Read about how Sara dealt with the overwhelming experience of helping her depressed boyfriend, and the lessons she learnt in the process.
This can help if:
- you want to know more about depression
- you’re worried about someone who might have depression
- you feel like no one understands.
Seeing a loved one go through a hard time always impacts you in some way or another. You watch them hang their head and cry a little, and you pat them awkwardly on the back and tell them it will be okay, because you feel sad for them and want them to be okay. But you then carry on with your own life.
When my boyfriend of two years started to get a bit emotional, I did just that. I told him it was hormones, or the stress of exams, and I said I would hold his hand whenever he felt sad. One Sunday about a month later, I was sitting at home watching the telly when he called and asked to come over. Thinking he was just a bit down, I said: ‘Of course! I'll meet you at the train station.’
An hour later, when I met him, I wished I had a car. I practically had to carry him home, as he was sobbing in my arms. I was unbelievably confused. This was my boyfriend, the guy who cuddles me when I cry, and is always tough and strong and manly. Yet, here he was, as small and sad as a lost kitten, crying his eyes out because he had an argument with one of his friends. ‘He hates me, they all hate me, I hate me,’ he kept saying. To me, he was perfect – funny, smart, kind and caring. One of the best people I knew. It was so hard to sit and watch him say all these things about himself that I knew weren’t true. I tried for weeks to convince him otherwise, but he refused to listen to a word I said.

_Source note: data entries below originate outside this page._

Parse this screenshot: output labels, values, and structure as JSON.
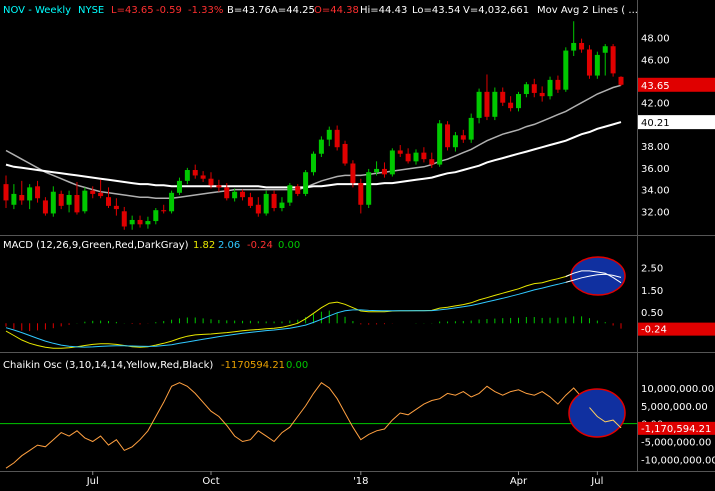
{
  "chart_data": [
    {
      "type": "candlestick",
      "panel": "price",
      "header": {
        "symbol": "NOV - Weekly",
        "exchange": "NYSE",
        "last": "L=43.65",
        "change": "-0.59",
        "change_pct": "-1.33%",
        "bid": "B=43.76",
        "ask": "A=44.25",
        "open": "O=44.38",
        "high": "Hi=44.43",
        "low": "Lo=43.54",
        "volume": "V=4,032,661",
        "study": "Mov Avg 2 Lines ( ..."
      },
      "y_ticks": [
        "48.00",
        "46.00",
        "44.00",
        "42.00",
        "40.00",
        "38.00",
        "36.00",
        "34.00",
        "32.00"
      ],
      "ylim": [
        30,
        49.8
      ],
      "price_tag": "43.65",
      "ma_tag": "40.21",
      "x_labels": [
        "Jul",
        "Oct",
        "'18",
        "Apr",
        "Jul"
      ],
      "candles": [
        {
          "o": 34.5,
          "h": 35.3,
          "l": 32.3,
          "c": 33.0
        },
        {
          "o": 32.6,
          "h": 34.5,
          "l": 32.2,
          "c": 33.6
        },
        {
          "o": 33.5,
          "h": 34.8,
          "l": 32.6,
          "c": 33.0
        },
        {
          "o": 33.0,
          "h": 34.5,
          "l": 32.2,
          "c": 34.2
        },
        {
          "o": 34.3,
          "h": 34.8,
          "l": 32.8,
          "c": 33.2
        },
        {
          "o": 33.0,
          "h": 33.3,
          "l": 31.6,
          "c": 31.8
        },
        {
          "o": 31.8,
          "h": 34.3,
          "l": 31.5,
          "c": 33.8
        },
        {
          "o": 33.6,
          "h": 33.9,
          "l": 32.2,
          "c": 32.5
        },
        {
          "o": 32.6,
          "h": 33.9,
          "l": 31.9,
          "c": 33.5
        },
        {
          "o": 33.5,
          "h": 34.7,
          "l": 31.7,
          "c": 31.9
        },
        {
          "o": 32.0,
          "h": 34.2,
          "l": 31.8,
          "c": 33.9
        },
        {
          "o": 33.9,
          "h": 34.3,
          "l": 33.2,
          "c": 33.6
        },
        {
          "o": 33.7,
          "h": 34.9,
          "l": 33.2,
          "c": 33.4
        },
        {
          "o": 33.3,
          "h": 34.2,
          "l": 32.3,
          "c": 32.5
        },
        {
          "o": 32.5,
          "h": 33.2,
          "l": 31.6,
          "c": 32.2
        },
        {
          "o": 32.0,
          "h": 32.4,
          "l": 30.3,
          "c": 30.6
        },
        {
          "o": 30.8,
          "h": 31.6,
          "l": 30.3,
          "c": 31.2
        },
        {
          "o": 31.2,
          "h": 31.6,
          "l": 30.5,
          "c": 30.8
        },
        {
          "o": 30.8,
          "h": 31.5,
          "l": 30.4,
          "c": 31.1
        },
        {
          "o": 31.1,
          "h": 32.3,
          "l": 30.8,
          "c": 32.1
        },
        {
          "o": 32.1,
          "h": 32.6,
          "l": 31.8,
          "c": 32.0
        },
        {
          "o": 32.0,
          "h": 33.9,
          "l": 31.8,
          "c": 33.7
        },
        {
          "o": 33.7,
          "h": 35.1,
          "l": 33.5,
          "c": 34.8
        },
        {
          "o": 34.8,
          "h": 36.0,
          "l": 34.5,
          "c": 35.8
        },
        {
          "o": 35.8,
          "h": 36.3,
          "l": 35.0,
          "c": 35.3
        },
        {
          "o": 35.3,
          "h": 35.7,
          "l": 34.7,
          "c": 35.0
        },
        {
          "o": 35.0,
          "h": 35.6,
          "l": 34.1,
          "c": 34.4
        },
        {
          "o": 34.4,
          "h": 34.9,
          "l": 33.8,
          "c": 34.2
        },
        {
          "o": 34.2,
          "h": 34.6,
          "l": 33.0,
          "c": 33.2
        },
        {
          "o": 33.2,
          "h": 34.1,
          "l": 32.9,
          "c": 33.8
        },
        {
          "o": 33.8,
          "h": 34.0,
          "l": 33.0,
          "c": 33.3
        },
        {
          "o": 33.3,
          "h": 33.7,
          "l": 32.3,
          "c": 32.5
        },
        {
          "o": 32.6,
          "h": 33.3,
          "l": 31.5,
          "c": 31.8
        },
        {
          "o": 31.8,
          "h": 33.9,
          "l": 31.6,
          "c": 33.6
        },
        {
          "o": 33.6,
          "h": 33.9,
          "l": 32.0,
          "c": 32.3
        },
        {
          "o": 32.3,
          "h": 33.3,
          "l": 32.0,
          "c": 32.8
        },
        {
          "o": 32.8,
          "h": 34.6,
          "l": 32.5,
          "c": 34.4
        },
        {
          "o": 34.3,
          "h": 34.5,
          "l": 33.4,
          "c": 33.6
        },
        {
          "o": 33.6,
          "h": 35.8,
          "l": 33.4,
          "c": 35.6
        },
        {
          "o": 35.6,
          "h": 37.5,
          "l": 35.3,
          "c": 37.3
        },
        {
          "o": 37.3,
          "h": 38.9,
          "l": 37.0,
          "c": 38.6
        },
        {
          "o": 38.6,
          "h": 39.8,
          "l": 38.0,
          "c": 39.5
        },
        {
          "o": 39.5,
          "h": 39.9,
          "l": 37.6,
          "c": 37.9
        },
        {
          "o": 38.2,
          "h": 38.5,
          "l": 36.2,
          "c": 36.4
        },
        {
          "o": 36.4,
          "h": 36.7,
          "l": 34.2,
          "c": 34.6
        },
        {
          "o": 34.6,
          "h": 35.0,
          "l": 31.8,
          "c": 32.6
        },
        {
          "o": 32.6,
          "h": 35.9,
          "l": 32.3,
          "c": 35.6
        },
        {
          "o": 35.6,
          "h": 36.6,
          "l": 35.3,
          "c": 35.9
        },
        {
          "o": 35.9,
          "h": 36.5,
          "l": 35.1,
          "c": 35.4
        },
        {
          "o": 35.4,
          "h": 37.8,
          "l": 35.2,
          "c": 37.6
        },
        {
          "o": 37.6,
          "h": 38.1,
          "l": 37.0,
          "c": 37.3
        },
        {
          "o": 37.3,
          "h": 37.8,
          "l": 36.4,
          "c": 36.6
        },
        {
          "o": 36.6,
          "h": 37.7,
          "l": 36.3,
          "c": 37.4
        },
        {
          "o": 37.4,
          "h": 37.9,
          "l": 36.5,
          "c": 36.8
        },
        {
          "o": 36.8,
          "h": 37.4,
          "l": 36.0,
          "c": 36.3
        },
        {
          "o": 36.3,
          "h": 40.4,
          "l": 36.1,
          "c": 40.1
        },
        {
          "o": 40.0,
          "h": 40.3,
          "l": 37.6,
          "c": 37.9
        },
        {
          "o": 37.9,
          "h": 39.3,
          "l": 37.5,
          "c": 39.0
        },
        {
          "o": 39.0,
          "h": 39.5,
          "l": 38.3,
          "c": 38.6
        },
        {
          "o": 38.6,
          "h": 41.0,
          "l": 38.3,
          "c": 40.6
        },
        {
          "o": 40.6,
          "h": 43.3,
          "l": 40.1,
          "c": 43.0
        },
        {
          "o": 43.0,
          "h": 44.6,
          "l": 40.4,
          "c": 40.7
        },
        {
          "o": 40.7,
          "h": 43.4,
          "l": 40.4,
          "c": 43.0
        },
        {
          "o": 43.0,
          "h": 43.4,
          "l": 41.7,
          "c": 42.0
        },
        {
          "o": 42.0,
          "h": 42.6,
          "l": 41.2,
          "c": 41.5
        },
        {
          "o": 41.5,
          "h": 43.0,
          "l": 41.2,
          "c": 42.8
        },
        {
          "o": 42.8,
          "h": 43.9,
          "l": 42.5,
          "c": 43.7
        },
        {
          "o": 43.7,
          "h": 44.2,
          "l": 42.5,
          "c": 42.9
        },
        {
          "o": 42.9,
          "h": 43.5,
          "l": 42.1,
          "c": 42.6
        },
        {
          "o": 42.6,
          "h": 44.4,
          "l": 42.3,
          "c": 44.1
        },
        {
          "o": 44.1,
          "h": 44.5,
          "l": 42.9,
          "c": 43.2
        },
        {
          "o": 43.2,
          "h": 47.1,
          "l": 43.0,
          "c": 46.8
        },
        {
          "o": 46.8,
          "h": 49.5,
          "l": 46.3,
          "c": 47.5
        },
        {
          "o": 47.5,
          "h": 47.9,
          "l": 46.6,
          "c": 46.9
        },
        {
          "o": 46.9,
          "h": 47.3,
          "l": 44.2,
          "c": 44.5
        },
        {
          "o": 44.5,
          "h": 46.7,
          "l": 44.2,
          "c": 46.4
        },
        {
          "o": 46.6,
          "h": 47.4,
          "l": 44.5,
          "c": 47.2
        },
        {
          "o": 47.2,
          "h": 47.4,
          "l": 44.4,
          "c": 44.7
        },
        {
          "o": 44.38,
          "h": 44.43,
          "l": 43.54,
          "c": 43.65
        }
      ],
      "series": [
        {
          "name": "MA1",
          "color": "#b0b0b0",
          "values": [
            37.6,
            37.2,
            36.8,
            36.4,
            36.0,
            35.6,
            35.3,
            35.0,
            34.7,
            34.4,
            34.2,
            34.0,
            33.8,
            33.7,
            33.6,
            33.5,
            33.4,
            33.3,
            33.3,
            33.2,
            33.2,
            33.2,
            33.3,
            33.4,
            33.5,
            33.6,
            33.7,
            33.8,
            33.9,
            34.0,
            34.0,
            34.0,
            34.0,
            34.0,
            34.0,
            34.0,
            34.0,
            34.0,
            34.2,
            34.5,
            34.8,
            35.0,
            35.2,
            35.3,
            35.3,
            35.3,
            35.4,
            35.5,
            35.6,
            35.7,
            35.8,
            35.9,
            36.0,
            36.1,
            36.3,
            36.6,
            36.8,
            37.1,
            37.4,
            37.7,
            38.1,
            38.5,
            38.8,
            39.1,
            39.3,
            39.5,
            39.8,
            40.0,
            40.3,
            40.6,
            40.9,
            41.2,
            41.6,
            42.0,
            42.4,
            42.8,
            43.1,
            43.4,
            43.6
          ]
        },
        {
          "name": "MA2",
          "color": "#ffffff",
          "values": [
            36.3,
            36.1,
            36.0,
            35.9,
            35.8,
            35.7,
            35.6,
            35.5,
            35.4,
            35.3,
            35.2,
            35.1,
            35.0,
            34.9,
            34.8,
            34.7,
            34.6,
            34.5,
            34.5,
            34.4,
            34.4,
            34.3,
            34.3,
            34.3,
            34.3,
            34.3,
            34.3,
            34.3,
            34.3,
            34.3,
            34.3,
            34.3,
            34.3,
            34.2,
            34.2,
            34.2,
            34.2,
            34.2,
            34.2,
            34.3,
            34.3,
            34.4,
            34.5,
            34.5,
            34.5,
            34.5,
            34.5,
            34.5,
            34.6,
            34.6,
            34.7,
            34.8,
            34.9,
            35.0,
            35.1,
            35.3,
            35.5,
            35.6,
            35.8,
            36.0,
            36.2,
            36.5,
            36.7,
            36.9,
            37.1,
            37.3,
            37.5,
            37.7,
            37.9,
            38.1,
            38.3,
            38.5,
            38.8,
            39.1,
            39.3,
            39.6,
            39.8,
            40.0,
            40.21
          ]
        }
      ],
      "colors": {
        "up": "#00c800",
        "down": "#e00000",
        "bg": "#000000"
      }
    },
    {
      "type": "line",
      "panel": "macd",
      "label": "MACD (12,26,9,Green,Red,DarkGray)",
      "values_text": [
        "1.82",
        "2.06",
        "-0.24",
        "0.00"
      ],
      "y_ticks": [
        "2.50",
        "1.50",
        "0.50"
      ],
      "ylim": [
        -1.2,
        3.2
      ],
      "tag": "-0.24",
      "series": [
        {
          "name": "MACD",
          "color": "#e8e800",
          "values": [
            -0.35,
            -0.55,
            -0.75,
            -0.9,
            -1.0,
            -1.08,
            -1.12,
            -1.12,
            -1.1,
            -1.05,
            -1.0,
            -0.95,
            -0.92,
            -0.92,
            -0.95,
            -1.0,
            -1.05,
            -1.08,
            -1.05,
            -0.98,
            -0.9,
            -0.8,
            -0.68,
            -0.58,
            -0.52,
            -0.5,
            -0.48,
            -0.45,
            -0.42,
            -0.38,
            -0.34,
            -0.3,
            -0.28,
            -0.25,
            -0.22,
            -0.18,
            -0.1,
            0.0,
            0.2,
            0.45,
            0.7,
            0.9,
            0.95,
            0.85,
            0.7,
            0.55,
            0.52,
            0.52,
            0.52,
            0.55,
            0.56,
            0.56,
            0.57,
            0.57,
            0.58,
            0.68,
            0.72,
            0.78,
            0.84,
            0.92,
            1.05,
            1.15,
            1.25,
            1.35,
            1.45,
            1.55,
            1.68,
            1.78,
            1.82,
            1.92,
            2.0,
            2.1,
            2.25,
            2.35,
            2.35,
            2.3,
            2.25,
            2.05,
            1.82
          ]
        },
        {
          "name": "Signal",
          "color": "#30c8ff",
          "values": [
            -0.2,
            -0.3,
            -0.42,
            -0.55,
            -0.68,
            -0.8,
            -0.9,
            -0.98,
            -1.03,
            -1.06,
            -1.07,
            -1.06,
            -1.04,
            -1.02,
            -1.01,
            -1.01,
            -1.02,
            -1.03,
            -1.04,
            -1.03,
            -1.0,
            -0.96,
            -0.9,
            -0.84,
            -0.78,
            -0.72,
            -0.66,
            -0.6,
            -0.55,
            -0.5,
            -0.45,
            -0.41,
            -0.37,
            -0.33,
            -0.3,
            -0.26,
            -0.22,
            -0.16,
            -0.08,
            0.04,
            0.18,
            0.33,
            0.47,
            0.56,
            0.6,
            0.6,
            0.58,
            0.57,
            0.56,
            0.56,
            0.56,
            0.56,
            0.56,
            0.56,
            0.57,
            0.6,
            0.64,
            0.69,
            0.74,
            0.8,
            0.88,
            0.96,
            1.04,
            1.12,
            1.21,
            1.3,
            1.4,
            1.5,
            1.58,
            1.67,
            1.75,
            1.84,
            1.94,
            2.04,
            2.12,
            2.18,
            2.2,
            2.15,
            2.06
          ]
        }
      ],
      "histogram": [
        -0.15,
        -0.25,
        -0.33,
        -0.35,
        -0.32,
        -0.28,
        -0.22,
        -0.14,
        -0.07,
        0.01,
        0.07,
        0.11,
        0.12,
        0.1,
        0.06,
        0.01,
        -0.03,
        -0.05,
        -0.01,
        0.05,
        0.1,
        0.16,
        0.22,
        0.26,
        0.26,
        0.22,
        0.18,
        0.15,
        0.13,
        0.12,
        0.11,
        0.11,
        0.09,
        0.08,
        0.08,
        0.08,
        0.12,
        0.16,
        0.28,
        0.41,
        0.52,
        0.57,
        0.48,
        0.29,
        0.1,
        -0.05,
        -0.06,
        -0.05,
        -0.04,
        -0.01,
        0.0,
        0.0,
        0.01,
        0.01,
        0.01,
        0.08,
        0.08,
        0.09,
        0.1,
        0.12,
        0.17,
        0.19,
        0.21,
        0.23,
        0.24,
        0.25,
        0.28,
        0.28,
        0.24,
        0.25,
        0.25,
        0.26,
        0.31,
        0.31,
        0.23,
        0.12,
        0.05,
        -0.1,
        -0.24
      ],
      "colors": {
        "pos": "#00c800",
        "neg": "#e00000"
      }
    },
    {
      "type": "line",
      "panel": "chaikin",
      "label": "Chaikin Osc (3,10,14,14,Yellow,Red,Black)",
      "values_text": [
        "-1170594.21",
        "0.00"
      ],
      "y_ticks": [
        "10,000,000.00",
        "5,000,000.00",
        "0.00",
        "-5,000,000.00",
        "-10,000,000.00"
      ],
      "ylim": [
        -13000000,
        14500000
      ],
      "tag": "-1,170,594.21",
      "series": [
        {
          "name": "Chaikin",
          "color": "#ffa040",
          "values": [
            -12500000,
            -11000000,
            -9000000,
            -7500000,
            -6000000,
            -6500000,
            -4500000,
            -2500000,
            -3500000,
            -2000000,
            -4000000,
            -5000000,
            -3500000,
            -6000000,
            -4500000,
            -7500000,
            -6500000,
            -4500000,
            -2000000,
            2000000,
            6000000,
            10500000,
            11500000,
            10500000,
            8500000,
            6000000,
            3500000,
            2000000,
            -500000,
            -3500000,
            -5000000,
            -4500000,
            -2000000,
            -3500000,
            -5000000,
            -2500000,
            -1000000,
            2000000,
            5000000,
            8500000,
            11500000,
            10000000,
            7000000,
            3000000,
            -1000000,
            -4500000,
            -3000000,
            -2000000,
            -1500000,
            1000000,
            3000000,
            2500000,
            4000000,
            5500000,
            6500000,
            7000000,
            8500000,
            8000000,
            9000000,
            7500000,
            8500000,
            10500000,
            9000000,
            8000000,
            9000000,
            9500000,
            8500000,
            8000000,
            9000000,
            7500000,
            5500000,
            8000000,
            10000000,
            7500000,
            4500000,
            2000000,
            500000,
            1000000,
            -1170594
          ]
        },
        {
          "name": "Zero",
          "color": "#00c800",
          "values": [
            0
          ]
        }
      ]
    }
  ],
  "annotations": [
    {
      "name": "macd-highlight-ellipse",
      "color": "#1030a0"
    },
    {
      "name": "chaikin-highlight-ellipse",
      "color": "#1030a0"
    }
  ]
}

For a couple of months, things went on like this: every so often, he would break down and come to me for help. I found myself losing concentration at school (he was in my year) and just watching him to make sure he was okay. Every day he would cry and cry. I would sit with him for hours while he cried, thinking it was weird and that no one else his age got depressed. I started to get depressed, too, because the person I’d felt close to, and could turn to for help, was now unable to support me. I got confused and insanely lost. He didn't want anyone else to know he felt like this, so I couldn't really ask anyone what to do.
Getting some help

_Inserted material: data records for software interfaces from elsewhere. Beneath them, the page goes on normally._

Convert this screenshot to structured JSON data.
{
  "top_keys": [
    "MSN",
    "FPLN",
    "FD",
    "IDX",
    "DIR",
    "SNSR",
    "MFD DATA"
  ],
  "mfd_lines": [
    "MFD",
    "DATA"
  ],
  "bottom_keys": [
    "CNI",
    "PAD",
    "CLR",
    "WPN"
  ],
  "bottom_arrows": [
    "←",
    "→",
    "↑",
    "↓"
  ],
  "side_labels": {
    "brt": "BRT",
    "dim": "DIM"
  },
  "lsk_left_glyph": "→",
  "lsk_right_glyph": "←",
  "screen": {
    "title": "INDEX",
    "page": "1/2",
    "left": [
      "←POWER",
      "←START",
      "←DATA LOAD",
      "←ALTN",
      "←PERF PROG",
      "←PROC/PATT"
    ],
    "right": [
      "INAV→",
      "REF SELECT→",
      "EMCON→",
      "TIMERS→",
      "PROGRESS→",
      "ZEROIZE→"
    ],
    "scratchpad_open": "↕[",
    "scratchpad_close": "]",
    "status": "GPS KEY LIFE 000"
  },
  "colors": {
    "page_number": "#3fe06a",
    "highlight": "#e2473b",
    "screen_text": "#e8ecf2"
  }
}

All my friends started to get annoyed with me because I hardly saw them anymore, and my mum got scared because she thought there was something really wrong with me. When a teacher asked me one day what was wrong and how he could help, I realised that my boyfriend's depression was rubbing off on me. I went and spoke to my dad, who is a youth worker, the next day. He told me all about depression and gave me some numbers that my boyfriend could call. Of course, my boyfriend refused to call the counsellor, but it cheered him up a little when I told him about the causes of depression. He started to realise it was quite a normal thing.
Slowly, my boyfriend began to see that it was okay to feel bad sometimes. I eventually talked him into going to see the school counsellor. I had to go with him the first time, but he eventually started to see her alone. Surprisingly, after only a few sessions with her, he seemed to be doing a lot better. Eventually, he managed to get back on track. With help from his mum, my mum, his closest friends, the school counsellor and from me, he started to return to his old self.

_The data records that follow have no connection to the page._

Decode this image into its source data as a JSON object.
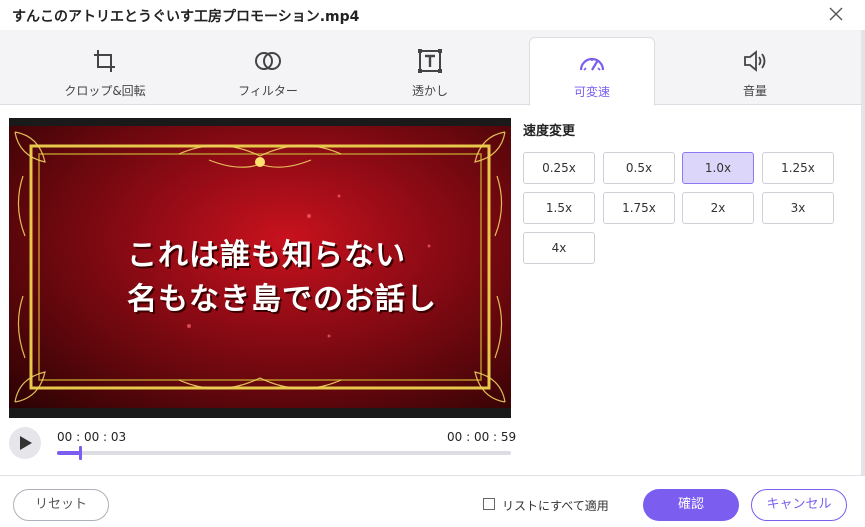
{
  "window": {
    "title": "すんこのアトリエとうぐいす工房プロモーション.mp4"
  },
  "tabs": [
    {
      "label": "クロップ&回転",
      "icon": "crop-rotate-icon",
      "active": false
    },
    {
      "label": "フィルター",
      "icon": "filter-icon",
      "active": false
    },
    {
      "label": "透かし",
      "icon": "watermark-icon",
      "active": false
    },
    {
      "label": "可変速",
      "icon": "speed-gauge-icon",
      "active": true
    },
    {
      "label": "音量",
      "icon": "volume-icon",
      "active": false
    }
  ],
  "preview": {
    "caption_line1": "これは誰も知らない",
    "caption_line2": "名もなき島でのお話し"
  },
  "playback": {
    "current_time": "00 : 00 : 03",
    "total_time": "00 : 00 : 59",
    "progress": 0.05
  },
  "speed": {
    "heading": "速度変更",
    "options": [
      "0.25x",
      "0.5x",
      "1.0x",
      "1.25x",
      "1.5x",
      "1.75x",
      "2x",
      "3x",
      "4x"
    ],
    "selected": "1.0x"
  },
  "footer": {
    "reset_label": "リセット",
    "apply_all_label": "リストにすべて適用",
    "apply_all_checked": false,
    "confirm_label": "確認",
    "cancel_label": "キャンセル"
  },
  "colors": {
    "accent": "#7b5df0",
    "selected_bg": "#dcd6fb"
  }
}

Looking back, I can't get over how silly I was not to talk to someone earlier. I was in no way ready to deal with all that I did. My boyfriend expected me to make things better, when I had no idea where to even begin.
I learnt how important it is to reassure someone who’s depressed that they’re not weird for feeling that way. In many ways, I’m grateful for this experience, because I now know that whenever I feel down or depressed, it’s a completely normal thing. I know that if a friend or family member is depressed, the best thing to do is help them in every way you can, be their friend and hug them a lot, but leave the professional work to the professionals. Try not to let their depression directly affect how you live your own life.